So far, you’ve been able to break any attack after an opener, including auto-doubles, manuals, linkers, and sometimes even enders if your opponent messes up. As you would expect, you can also combo break shadow linkers, but there’s a bit more to it than just pressing two buttons.
In order to combo break a shadow linker, you must break any 3 hits of a shadow move by pressing any strength breaker (for example, MP+MK) in rhythm with the hits of your choice. It has a very distinct feel to parrying multi-hit moves in games like SFIII: 3rd Strike, and like parrying, you need to know the timing for each individual shadow move to successfully break it. You must press the buttons during each strike’s active frames, and there are gaps between the hits that will cause lockouts if you have poor timing. I personally find breaking shadow linkers to be a lot of fun, and anyone who enjoys parrying attacks will get a lot of satisfaction out of this little rhythm minigame.

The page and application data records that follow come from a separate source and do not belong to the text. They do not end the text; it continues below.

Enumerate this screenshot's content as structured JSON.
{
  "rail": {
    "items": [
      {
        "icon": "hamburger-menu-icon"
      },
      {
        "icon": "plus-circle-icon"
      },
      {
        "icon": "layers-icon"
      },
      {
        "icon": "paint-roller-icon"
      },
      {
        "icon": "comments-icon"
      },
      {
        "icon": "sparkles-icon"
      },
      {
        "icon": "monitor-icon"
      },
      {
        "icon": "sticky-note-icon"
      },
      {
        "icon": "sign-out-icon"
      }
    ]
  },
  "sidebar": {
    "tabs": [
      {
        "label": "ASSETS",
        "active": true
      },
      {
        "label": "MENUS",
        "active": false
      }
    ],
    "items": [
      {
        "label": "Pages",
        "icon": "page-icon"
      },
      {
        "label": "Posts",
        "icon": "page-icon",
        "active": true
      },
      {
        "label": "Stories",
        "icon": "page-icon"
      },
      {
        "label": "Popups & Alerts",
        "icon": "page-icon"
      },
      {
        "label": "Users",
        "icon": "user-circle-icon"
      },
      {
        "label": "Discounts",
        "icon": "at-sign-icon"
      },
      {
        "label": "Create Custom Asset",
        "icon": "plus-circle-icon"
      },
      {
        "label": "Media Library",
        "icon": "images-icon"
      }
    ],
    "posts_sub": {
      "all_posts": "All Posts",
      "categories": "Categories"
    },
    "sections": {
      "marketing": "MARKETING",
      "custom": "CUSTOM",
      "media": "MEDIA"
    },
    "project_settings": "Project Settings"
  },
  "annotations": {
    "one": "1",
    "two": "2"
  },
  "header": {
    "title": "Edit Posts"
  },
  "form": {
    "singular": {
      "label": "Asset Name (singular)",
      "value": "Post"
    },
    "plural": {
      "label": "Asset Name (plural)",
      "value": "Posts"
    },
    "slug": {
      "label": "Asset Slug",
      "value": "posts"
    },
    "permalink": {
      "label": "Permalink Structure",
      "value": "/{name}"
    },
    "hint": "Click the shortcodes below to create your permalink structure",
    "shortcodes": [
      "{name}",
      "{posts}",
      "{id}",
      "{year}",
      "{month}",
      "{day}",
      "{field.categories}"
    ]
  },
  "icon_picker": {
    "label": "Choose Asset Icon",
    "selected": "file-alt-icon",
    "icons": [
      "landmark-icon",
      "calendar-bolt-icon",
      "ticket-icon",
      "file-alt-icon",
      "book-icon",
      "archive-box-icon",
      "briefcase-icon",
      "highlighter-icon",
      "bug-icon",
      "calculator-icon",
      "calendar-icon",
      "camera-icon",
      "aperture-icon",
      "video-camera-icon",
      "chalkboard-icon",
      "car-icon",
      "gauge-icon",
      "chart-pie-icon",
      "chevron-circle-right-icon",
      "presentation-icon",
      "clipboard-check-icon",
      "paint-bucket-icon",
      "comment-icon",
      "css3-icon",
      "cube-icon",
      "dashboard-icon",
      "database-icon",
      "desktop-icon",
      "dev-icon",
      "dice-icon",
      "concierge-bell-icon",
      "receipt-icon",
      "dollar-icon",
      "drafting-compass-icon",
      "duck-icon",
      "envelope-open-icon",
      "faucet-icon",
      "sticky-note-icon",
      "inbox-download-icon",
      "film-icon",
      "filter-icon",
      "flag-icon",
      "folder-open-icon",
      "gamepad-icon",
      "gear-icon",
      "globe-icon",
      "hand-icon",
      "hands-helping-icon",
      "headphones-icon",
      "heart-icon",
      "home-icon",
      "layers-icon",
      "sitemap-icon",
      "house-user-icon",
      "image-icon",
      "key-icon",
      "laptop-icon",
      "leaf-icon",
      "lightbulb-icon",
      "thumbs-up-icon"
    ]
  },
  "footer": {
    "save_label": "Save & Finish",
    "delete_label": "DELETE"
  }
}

Your character will flash white with each successful parry, and the announcer will shout “1, 2, 3!” as you break each hit. The timing to break a shadow linker might be slow and deliberate (Jago’s shadow Laser Sword), or as fast as you can press the buttons (Glacius’s shadow Cold Shoulder), although most shadow linkers will fall somewhere in the middle and require a decently fast-paced but not mashy rhythm to break. It helps to go into training mode and practice breaking the moves with “average timing”, such as Sabrewulf's shadow Ragged Edge and Spinal's shadow Soul Sword, since this rhythm is common to several shadow linkers. Some shadow linkers will have staggered timing, like Orchid’s shadow Flick Flack and Maya’s shadow Tumble Kick, and you’ll just have to practice these few exceptions individually. For an exhaustive breakdown on the timings to break every shadow linker in the game, including a tool that lets you practice breaking all shadow linkers in your browser, see my shadow linker break trainer.
Because the announcer shouts as you parry each individual hit, you give away your intention to break the shadow linker to the offensive player before you succeed, who might in turn decide to counter break one of your attempts. They will be successful if they hit any of your three attempts, not just the final hit which causes the actual combo break. This leads to a very interesting game of chicken with slower shadow linkers, where the offense can react to the announcer’s voice. The defense, for example, may choose to break only one or two of the hits trying to bait a counter breaker attempt. The offense may just let the shadow linker rock and dare you to break it (and capitalize with huge damage if you lock out), or he might try to intercept your mind game by counter breaking one of the earlier parries, rather than wait for the third one. There are several short mind games that can take place here, especially in a long set between players, and breaking a shadow linker is usually an exciting turning point in a match.